### EXERCISE AIM
Show every line from the entries that follow which holds the word "date".

--- RECORDS SHOWN Enclosed Below ---

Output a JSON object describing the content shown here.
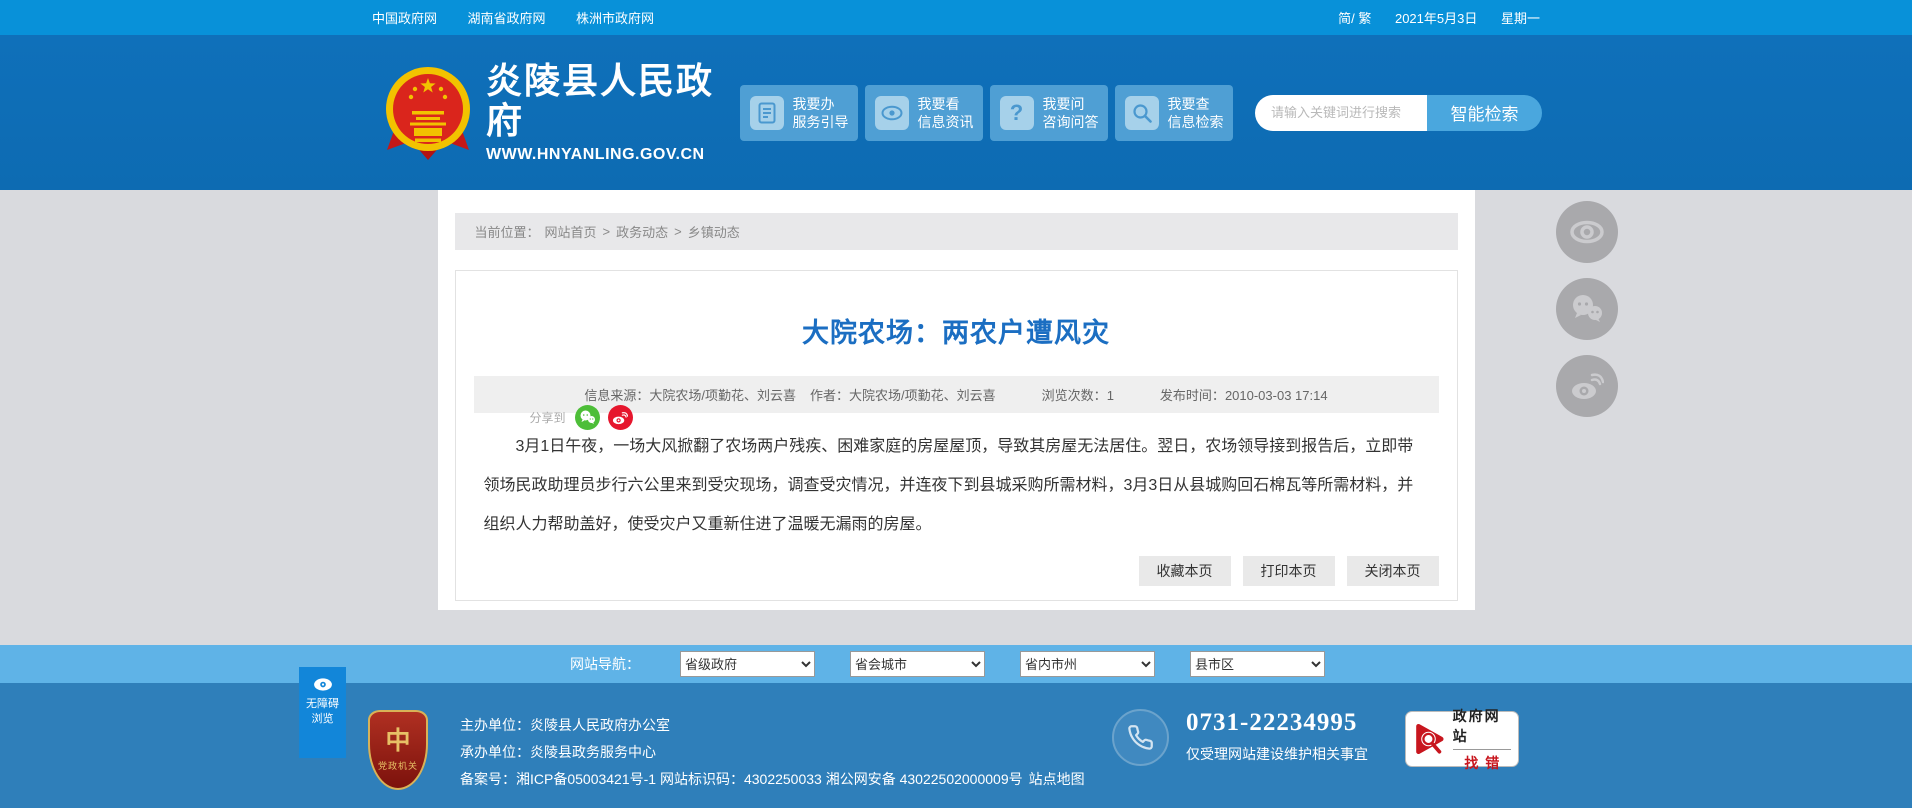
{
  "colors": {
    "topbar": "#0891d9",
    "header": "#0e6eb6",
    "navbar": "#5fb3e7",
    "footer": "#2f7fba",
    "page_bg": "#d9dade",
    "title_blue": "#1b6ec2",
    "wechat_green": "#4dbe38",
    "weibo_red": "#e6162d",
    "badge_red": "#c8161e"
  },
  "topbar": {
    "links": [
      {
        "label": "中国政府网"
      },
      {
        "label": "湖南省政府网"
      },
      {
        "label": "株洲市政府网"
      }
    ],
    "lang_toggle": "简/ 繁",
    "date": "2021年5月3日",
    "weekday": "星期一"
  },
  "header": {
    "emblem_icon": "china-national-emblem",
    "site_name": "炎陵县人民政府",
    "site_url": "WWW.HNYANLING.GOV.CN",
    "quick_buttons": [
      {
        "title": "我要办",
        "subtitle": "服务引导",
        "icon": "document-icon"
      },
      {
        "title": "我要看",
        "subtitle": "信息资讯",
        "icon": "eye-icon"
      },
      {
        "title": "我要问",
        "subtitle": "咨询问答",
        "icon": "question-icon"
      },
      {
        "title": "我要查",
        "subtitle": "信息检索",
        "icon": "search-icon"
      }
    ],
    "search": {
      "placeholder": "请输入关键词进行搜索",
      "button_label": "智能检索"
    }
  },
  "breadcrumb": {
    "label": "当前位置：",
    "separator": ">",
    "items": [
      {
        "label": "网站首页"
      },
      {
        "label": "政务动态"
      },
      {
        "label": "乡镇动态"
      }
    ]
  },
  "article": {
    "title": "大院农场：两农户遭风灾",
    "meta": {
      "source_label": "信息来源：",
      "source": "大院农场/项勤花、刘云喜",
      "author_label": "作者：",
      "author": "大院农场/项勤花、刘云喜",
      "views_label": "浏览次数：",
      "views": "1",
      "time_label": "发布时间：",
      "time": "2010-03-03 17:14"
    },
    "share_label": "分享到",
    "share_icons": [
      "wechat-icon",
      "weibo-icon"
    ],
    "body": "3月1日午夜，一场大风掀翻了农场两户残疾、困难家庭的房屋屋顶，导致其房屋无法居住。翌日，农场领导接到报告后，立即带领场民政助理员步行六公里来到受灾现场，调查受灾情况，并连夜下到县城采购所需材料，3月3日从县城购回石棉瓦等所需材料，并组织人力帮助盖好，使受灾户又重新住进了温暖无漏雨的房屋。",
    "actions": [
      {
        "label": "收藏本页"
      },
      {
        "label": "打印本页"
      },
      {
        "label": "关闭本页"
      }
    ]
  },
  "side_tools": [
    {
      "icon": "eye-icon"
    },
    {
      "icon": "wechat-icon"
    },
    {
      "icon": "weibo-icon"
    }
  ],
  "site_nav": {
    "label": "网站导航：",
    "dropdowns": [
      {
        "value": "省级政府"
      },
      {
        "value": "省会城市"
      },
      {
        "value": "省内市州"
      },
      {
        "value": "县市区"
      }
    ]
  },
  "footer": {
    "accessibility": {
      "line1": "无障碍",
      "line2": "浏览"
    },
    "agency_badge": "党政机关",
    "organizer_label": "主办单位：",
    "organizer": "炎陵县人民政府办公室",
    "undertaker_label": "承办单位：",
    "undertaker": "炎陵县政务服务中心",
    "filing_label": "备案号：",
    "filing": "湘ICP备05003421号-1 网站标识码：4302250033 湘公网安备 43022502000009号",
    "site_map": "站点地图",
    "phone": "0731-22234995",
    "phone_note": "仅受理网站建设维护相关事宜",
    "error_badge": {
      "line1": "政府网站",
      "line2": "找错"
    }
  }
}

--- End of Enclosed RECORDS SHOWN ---
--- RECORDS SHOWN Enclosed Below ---

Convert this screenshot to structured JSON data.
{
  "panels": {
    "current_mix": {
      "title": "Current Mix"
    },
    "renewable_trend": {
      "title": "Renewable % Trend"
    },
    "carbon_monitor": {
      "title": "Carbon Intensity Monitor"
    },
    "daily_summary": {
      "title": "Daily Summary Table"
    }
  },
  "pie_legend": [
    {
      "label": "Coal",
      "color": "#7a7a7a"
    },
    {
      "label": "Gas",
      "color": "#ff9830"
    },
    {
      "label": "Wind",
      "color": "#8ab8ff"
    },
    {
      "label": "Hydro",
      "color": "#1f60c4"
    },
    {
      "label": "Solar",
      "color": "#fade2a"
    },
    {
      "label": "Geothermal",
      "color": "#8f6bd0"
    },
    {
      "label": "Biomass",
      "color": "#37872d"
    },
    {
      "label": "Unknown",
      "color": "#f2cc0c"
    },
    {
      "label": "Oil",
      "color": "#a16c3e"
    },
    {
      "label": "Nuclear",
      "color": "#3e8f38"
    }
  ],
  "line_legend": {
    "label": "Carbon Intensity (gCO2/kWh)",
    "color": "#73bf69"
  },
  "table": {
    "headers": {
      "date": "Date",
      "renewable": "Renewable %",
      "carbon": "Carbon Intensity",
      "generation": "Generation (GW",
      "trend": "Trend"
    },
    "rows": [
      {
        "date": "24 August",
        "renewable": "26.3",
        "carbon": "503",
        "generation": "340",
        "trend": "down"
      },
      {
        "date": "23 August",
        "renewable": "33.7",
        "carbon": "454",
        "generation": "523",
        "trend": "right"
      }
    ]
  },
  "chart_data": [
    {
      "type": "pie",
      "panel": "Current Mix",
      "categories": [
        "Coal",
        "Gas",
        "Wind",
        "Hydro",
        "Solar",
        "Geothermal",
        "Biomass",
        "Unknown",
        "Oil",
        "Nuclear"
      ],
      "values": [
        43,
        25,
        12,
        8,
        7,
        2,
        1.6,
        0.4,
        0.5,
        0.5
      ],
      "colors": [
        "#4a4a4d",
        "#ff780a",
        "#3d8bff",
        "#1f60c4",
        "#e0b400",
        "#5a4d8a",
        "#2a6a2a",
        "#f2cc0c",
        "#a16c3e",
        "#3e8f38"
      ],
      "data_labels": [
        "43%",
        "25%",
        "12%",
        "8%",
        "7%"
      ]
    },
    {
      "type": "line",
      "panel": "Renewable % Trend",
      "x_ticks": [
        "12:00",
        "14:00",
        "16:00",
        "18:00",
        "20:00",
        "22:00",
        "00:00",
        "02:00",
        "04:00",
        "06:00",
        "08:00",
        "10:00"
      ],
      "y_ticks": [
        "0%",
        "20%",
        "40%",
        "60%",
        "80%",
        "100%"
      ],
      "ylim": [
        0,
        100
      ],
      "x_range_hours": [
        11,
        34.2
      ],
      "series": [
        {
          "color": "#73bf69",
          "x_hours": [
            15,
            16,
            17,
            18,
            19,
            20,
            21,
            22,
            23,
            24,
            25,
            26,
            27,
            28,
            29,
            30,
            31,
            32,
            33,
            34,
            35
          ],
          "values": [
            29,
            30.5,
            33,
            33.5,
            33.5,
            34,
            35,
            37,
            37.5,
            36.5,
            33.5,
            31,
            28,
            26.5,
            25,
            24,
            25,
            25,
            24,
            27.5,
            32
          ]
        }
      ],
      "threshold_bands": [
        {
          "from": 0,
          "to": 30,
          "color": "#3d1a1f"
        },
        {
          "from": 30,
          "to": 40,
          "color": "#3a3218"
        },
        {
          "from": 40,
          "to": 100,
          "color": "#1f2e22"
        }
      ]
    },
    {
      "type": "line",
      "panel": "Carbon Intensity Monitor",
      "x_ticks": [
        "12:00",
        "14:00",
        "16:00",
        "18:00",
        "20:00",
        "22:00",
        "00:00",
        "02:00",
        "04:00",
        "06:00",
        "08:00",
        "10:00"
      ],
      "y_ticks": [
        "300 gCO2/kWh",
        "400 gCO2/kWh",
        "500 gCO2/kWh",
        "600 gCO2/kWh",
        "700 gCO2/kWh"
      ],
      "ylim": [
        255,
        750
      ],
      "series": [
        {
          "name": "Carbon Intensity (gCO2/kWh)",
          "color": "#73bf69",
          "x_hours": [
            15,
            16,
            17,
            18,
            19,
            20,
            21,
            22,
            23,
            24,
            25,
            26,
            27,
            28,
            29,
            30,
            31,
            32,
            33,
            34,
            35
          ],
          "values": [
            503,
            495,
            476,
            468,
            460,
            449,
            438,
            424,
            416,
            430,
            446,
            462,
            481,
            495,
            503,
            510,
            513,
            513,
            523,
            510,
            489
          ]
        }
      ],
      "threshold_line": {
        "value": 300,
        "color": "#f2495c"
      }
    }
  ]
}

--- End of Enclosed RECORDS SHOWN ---

### EXERCISE RESULT
    "date": "2021年5月3日",
      "date": "Date",
        "date": "24 August",
        "date": "23 August",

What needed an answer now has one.